Hey, I get it. I'm definitely not the target audience for this book. And, I don't think all YA, New Adult or whatever you want to call it, should have a message that is "parental approved." But, to have a "message" book that so clearly disregards both perspectives - the adult responsible one and the YA impulsive one - does a disservice to the target audience. In Golden, the author didn't do a good enough job of showing why the MC's decision was the right one. As a result, Golden will be one of those books that teens love but, when they revisit it as adults, they will wonder what the hell they were thinking.

 

YA Book Review - The Boy in the Striped Pajamas by John Boyne

Theboyinthestripedpyjamas

TheboyinthestripedpyjamasThere is a major flaw at the center of The Boy in the Striped Pajamas: the main character is not believable. Bruno, the 9-year old son of a Nazi SS officer whose promotion to commandant of Auschwitz starts the book, is completely ignorant of the world he lives in. He doesn't know what a Jew is, how to pronounce "Furher," what "Heil Hitler" means, what a Star of David or a swastika is, or what the thousands of people behind the barbed wire fence behind his house are doing there.  This from a boy born in 1934, two years after Hitler rose to power and the son of a high-ranking Nazi who is not a German who went along to get along but was dedicated to eradicating Jews and who "the Fury had great plans for." This from a boy who, in the real world, would have been a member of the Hitler youth. This from a boy who would have heard friends, neighbors and strangers deriding Jews. This from a boy who would have seen a Star of David in Berlin.  This from a boy whose father wore a red, white and black armband on his arm every day. If Bruno would have been five or six then I might have bought it. But, he was a ridiculously immature nine-year old who I kept thinking wasn't so much an innocent as an idiot. Does Boyne expect the reader to believe Bruno's family would have kept their beliefs about Jews, the purity of the Aryan race and Nazi ideology secret? It's patently ridiculous. Bruno's father would have been indoctrinating him, not protecting him from the ideas. To keep that information from your children implies you are uncomfortable with the beliefs and nothing in the book indicated that was the case. So. That was the biggest issue, but not the only one. Shmuel, the boy Bruno meets through the fence because of course there is a large section that is never guarded, is unbelievable in his own way as well. This little boy prisoner can sneak away every day for over a year. And, it is easy enough for a half-starving child to lift the bottom of the chain-link fence enough to scoot under, but he never does. Nor does he ever tell any of his fellow prisoners about the unguarded spot with the wonky fence.  He never calls Bruno out in his ignorance. His father disappears and this little boy, who has lived in a death camp for at least a year, doesn't know where he went. He also doesn't know what happens to the prisoners who "march," but he never sees them return. Gosh, what could be happening to them?

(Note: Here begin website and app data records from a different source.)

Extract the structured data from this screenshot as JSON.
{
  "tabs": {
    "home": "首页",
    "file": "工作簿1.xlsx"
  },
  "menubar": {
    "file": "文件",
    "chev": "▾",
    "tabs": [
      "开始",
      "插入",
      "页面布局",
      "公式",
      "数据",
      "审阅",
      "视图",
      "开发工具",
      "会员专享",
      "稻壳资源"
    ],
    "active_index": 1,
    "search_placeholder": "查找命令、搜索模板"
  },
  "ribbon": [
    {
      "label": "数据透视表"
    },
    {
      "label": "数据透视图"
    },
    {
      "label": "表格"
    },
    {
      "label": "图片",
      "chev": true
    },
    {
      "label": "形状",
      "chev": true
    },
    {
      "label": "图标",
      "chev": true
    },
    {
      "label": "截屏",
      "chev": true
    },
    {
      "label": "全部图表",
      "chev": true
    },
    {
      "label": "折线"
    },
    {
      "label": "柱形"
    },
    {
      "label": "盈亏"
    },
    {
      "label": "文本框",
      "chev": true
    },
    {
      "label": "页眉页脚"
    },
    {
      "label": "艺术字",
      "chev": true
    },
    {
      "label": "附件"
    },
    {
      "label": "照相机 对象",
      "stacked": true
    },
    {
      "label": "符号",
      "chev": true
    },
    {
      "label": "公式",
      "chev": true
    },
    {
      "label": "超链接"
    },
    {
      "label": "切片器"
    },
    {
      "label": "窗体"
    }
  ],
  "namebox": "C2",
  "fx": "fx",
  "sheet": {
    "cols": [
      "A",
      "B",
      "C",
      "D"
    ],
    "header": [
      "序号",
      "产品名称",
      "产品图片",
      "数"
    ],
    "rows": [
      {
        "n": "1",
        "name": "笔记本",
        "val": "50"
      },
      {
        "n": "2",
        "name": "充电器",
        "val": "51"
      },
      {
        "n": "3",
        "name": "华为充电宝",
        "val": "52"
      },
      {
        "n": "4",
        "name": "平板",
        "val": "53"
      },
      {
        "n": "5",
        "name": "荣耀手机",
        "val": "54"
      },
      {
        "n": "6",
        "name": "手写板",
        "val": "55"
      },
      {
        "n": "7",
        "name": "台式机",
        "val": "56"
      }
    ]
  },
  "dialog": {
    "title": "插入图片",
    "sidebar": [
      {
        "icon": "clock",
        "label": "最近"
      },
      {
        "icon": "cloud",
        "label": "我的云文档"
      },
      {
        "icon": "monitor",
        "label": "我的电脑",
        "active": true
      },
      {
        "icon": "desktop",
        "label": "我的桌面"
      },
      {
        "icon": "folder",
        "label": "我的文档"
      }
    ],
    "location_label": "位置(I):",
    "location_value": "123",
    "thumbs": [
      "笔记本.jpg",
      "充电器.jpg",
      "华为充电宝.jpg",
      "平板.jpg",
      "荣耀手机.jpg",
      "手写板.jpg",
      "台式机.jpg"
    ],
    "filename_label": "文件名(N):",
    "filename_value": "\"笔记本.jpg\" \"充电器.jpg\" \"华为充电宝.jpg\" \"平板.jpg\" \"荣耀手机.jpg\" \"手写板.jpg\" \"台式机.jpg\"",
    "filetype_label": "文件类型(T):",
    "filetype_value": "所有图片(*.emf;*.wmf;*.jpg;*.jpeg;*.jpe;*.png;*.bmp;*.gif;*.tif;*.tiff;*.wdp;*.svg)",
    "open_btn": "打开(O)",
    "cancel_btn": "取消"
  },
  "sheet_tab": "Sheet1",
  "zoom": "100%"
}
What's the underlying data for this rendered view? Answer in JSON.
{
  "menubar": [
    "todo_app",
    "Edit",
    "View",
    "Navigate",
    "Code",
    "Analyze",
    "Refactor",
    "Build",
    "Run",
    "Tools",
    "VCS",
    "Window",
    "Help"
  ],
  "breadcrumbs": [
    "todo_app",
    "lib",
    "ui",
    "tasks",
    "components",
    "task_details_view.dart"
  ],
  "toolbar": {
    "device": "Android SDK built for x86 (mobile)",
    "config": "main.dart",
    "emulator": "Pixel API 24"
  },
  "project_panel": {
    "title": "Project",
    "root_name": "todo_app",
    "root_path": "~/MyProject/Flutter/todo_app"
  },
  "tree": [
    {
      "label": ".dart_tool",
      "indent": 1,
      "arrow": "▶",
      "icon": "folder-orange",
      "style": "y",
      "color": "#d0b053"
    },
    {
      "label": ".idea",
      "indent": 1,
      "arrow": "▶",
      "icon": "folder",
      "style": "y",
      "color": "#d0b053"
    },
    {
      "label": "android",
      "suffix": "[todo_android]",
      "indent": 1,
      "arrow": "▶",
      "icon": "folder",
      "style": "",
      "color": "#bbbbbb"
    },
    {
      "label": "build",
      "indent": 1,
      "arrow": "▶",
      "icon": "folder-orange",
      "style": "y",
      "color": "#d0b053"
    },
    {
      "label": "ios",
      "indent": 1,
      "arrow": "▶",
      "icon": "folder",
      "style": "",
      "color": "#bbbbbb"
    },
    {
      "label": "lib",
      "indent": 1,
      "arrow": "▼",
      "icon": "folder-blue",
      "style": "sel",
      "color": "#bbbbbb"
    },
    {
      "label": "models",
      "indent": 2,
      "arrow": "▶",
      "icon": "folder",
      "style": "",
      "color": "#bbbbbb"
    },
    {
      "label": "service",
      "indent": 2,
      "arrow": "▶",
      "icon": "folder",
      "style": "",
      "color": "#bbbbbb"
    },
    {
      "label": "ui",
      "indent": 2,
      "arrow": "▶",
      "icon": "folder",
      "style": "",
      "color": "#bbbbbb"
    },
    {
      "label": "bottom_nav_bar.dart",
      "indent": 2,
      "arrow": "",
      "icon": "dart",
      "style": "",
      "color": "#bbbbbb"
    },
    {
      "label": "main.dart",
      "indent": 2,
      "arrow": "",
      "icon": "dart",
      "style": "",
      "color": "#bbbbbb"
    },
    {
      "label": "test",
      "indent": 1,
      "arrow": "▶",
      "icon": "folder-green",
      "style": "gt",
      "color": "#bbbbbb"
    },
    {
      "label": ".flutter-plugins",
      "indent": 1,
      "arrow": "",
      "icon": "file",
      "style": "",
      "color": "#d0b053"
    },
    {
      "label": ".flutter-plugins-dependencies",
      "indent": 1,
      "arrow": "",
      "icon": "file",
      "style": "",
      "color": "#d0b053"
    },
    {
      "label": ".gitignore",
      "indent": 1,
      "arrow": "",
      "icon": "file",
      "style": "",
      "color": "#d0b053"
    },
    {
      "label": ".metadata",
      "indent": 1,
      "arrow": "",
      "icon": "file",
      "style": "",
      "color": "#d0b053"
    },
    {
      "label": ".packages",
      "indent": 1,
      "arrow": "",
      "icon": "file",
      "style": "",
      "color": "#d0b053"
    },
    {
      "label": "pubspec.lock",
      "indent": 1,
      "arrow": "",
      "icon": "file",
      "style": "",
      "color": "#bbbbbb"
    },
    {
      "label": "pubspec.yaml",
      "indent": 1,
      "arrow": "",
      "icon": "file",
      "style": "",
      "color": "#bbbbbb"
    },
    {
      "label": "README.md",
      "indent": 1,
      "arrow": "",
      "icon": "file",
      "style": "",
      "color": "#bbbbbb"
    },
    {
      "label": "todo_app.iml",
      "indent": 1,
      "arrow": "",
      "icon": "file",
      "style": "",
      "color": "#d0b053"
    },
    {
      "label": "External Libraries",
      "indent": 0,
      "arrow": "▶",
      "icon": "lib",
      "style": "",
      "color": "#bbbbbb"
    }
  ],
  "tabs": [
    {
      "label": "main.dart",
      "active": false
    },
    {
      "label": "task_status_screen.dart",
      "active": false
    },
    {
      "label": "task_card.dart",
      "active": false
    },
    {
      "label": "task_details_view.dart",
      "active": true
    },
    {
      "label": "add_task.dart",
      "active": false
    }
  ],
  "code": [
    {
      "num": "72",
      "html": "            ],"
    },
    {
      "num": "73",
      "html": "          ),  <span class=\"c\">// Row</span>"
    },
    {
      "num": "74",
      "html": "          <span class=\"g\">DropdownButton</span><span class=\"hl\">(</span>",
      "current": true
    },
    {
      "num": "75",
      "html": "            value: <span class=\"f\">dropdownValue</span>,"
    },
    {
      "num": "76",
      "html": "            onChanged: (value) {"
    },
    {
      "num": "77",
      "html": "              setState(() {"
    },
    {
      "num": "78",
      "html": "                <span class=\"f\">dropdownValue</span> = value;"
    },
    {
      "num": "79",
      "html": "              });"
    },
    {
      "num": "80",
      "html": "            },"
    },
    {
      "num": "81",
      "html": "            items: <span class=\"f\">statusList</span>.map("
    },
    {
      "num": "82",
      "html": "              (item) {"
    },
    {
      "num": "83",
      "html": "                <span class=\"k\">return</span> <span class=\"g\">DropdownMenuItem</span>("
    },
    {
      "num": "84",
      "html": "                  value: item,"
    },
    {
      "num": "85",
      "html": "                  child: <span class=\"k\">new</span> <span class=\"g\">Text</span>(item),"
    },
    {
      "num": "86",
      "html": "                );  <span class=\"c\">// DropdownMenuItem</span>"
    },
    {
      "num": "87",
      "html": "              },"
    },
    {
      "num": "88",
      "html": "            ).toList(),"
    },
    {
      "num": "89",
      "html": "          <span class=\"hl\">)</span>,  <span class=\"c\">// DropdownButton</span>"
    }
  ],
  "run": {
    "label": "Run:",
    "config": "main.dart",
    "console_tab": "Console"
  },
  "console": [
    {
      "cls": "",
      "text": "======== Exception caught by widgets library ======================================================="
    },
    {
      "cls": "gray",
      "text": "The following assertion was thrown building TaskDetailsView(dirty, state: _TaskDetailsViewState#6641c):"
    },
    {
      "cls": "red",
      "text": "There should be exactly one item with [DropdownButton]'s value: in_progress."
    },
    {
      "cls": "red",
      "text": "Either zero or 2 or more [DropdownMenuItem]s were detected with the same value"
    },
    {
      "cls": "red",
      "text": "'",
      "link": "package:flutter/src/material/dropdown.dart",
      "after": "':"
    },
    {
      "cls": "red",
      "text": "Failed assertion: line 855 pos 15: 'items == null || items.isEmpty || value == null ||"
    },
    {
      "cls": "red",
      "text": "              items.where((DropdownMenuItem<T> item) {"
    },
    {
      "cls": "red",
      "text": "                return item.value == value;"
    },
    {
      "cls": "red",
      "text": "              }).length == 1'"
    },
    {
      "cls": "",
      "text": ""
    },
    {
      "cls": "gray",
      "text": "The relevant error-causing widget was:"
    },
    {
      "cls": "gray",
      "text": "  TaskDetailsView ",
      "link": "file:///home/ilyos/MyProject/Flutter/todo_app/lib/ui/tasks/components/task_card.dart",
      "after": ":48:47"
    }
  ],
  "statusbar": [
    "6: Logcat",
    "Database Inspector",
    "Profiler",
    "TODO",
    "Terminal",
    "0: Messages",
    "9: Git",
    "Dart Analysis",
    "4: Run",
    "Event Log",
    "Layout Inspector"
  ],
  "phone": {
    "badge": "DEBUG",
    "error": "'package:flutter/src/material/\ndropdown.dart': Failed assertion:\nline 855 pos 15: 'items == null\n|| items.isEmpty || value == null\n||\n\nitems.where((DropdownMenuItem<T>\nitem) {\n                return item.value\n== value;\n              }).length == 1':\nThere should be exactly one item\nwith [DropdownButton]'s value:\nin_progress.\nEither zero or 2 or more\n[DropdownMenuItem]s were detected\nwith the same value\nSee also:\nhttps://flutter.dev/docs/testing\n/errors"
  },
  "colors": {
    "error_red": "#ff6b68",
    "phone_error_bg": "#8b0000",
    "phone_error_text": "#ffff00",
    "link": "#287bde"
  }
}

This book was on an end cap at Barnes and Noble titled, "What Every Teen Should Read." Really? It read more like it was written for a child. Boyne never said "Auschwitz," instead dumbing down his protagonist even more by having him mispronounce it "Out With." Boyne doesn't describe an act of violence against a Jew that Bruno witnesses and he, unbelievably, let Shmuel live after being caught by an SS officer stealing food from Bruno's kitchen. By skimming over the details, the climax of the book didn't have the visceral emotion it should have, or easily could have.

The Boy in the Striped Pajamas (★★) is a dumbed down version of the Holocaust, masquerading as a YA book. While there aren't any gross inaccuracies that I could see (I am, admittedly, not an expert), the mistakes are in what isn't said, what is glossed over and ignored in the guise of being from an unbelievable naive 9-year old boy's perspective.  The best you can hope for is your child or teen will ask questions because Lord knows, Boyne leaves lots of gaps. When they do, you can help educate them about one of the darkest eras in World History because the only thing that will keep us from repeating the mistakes of those before is not forgetting.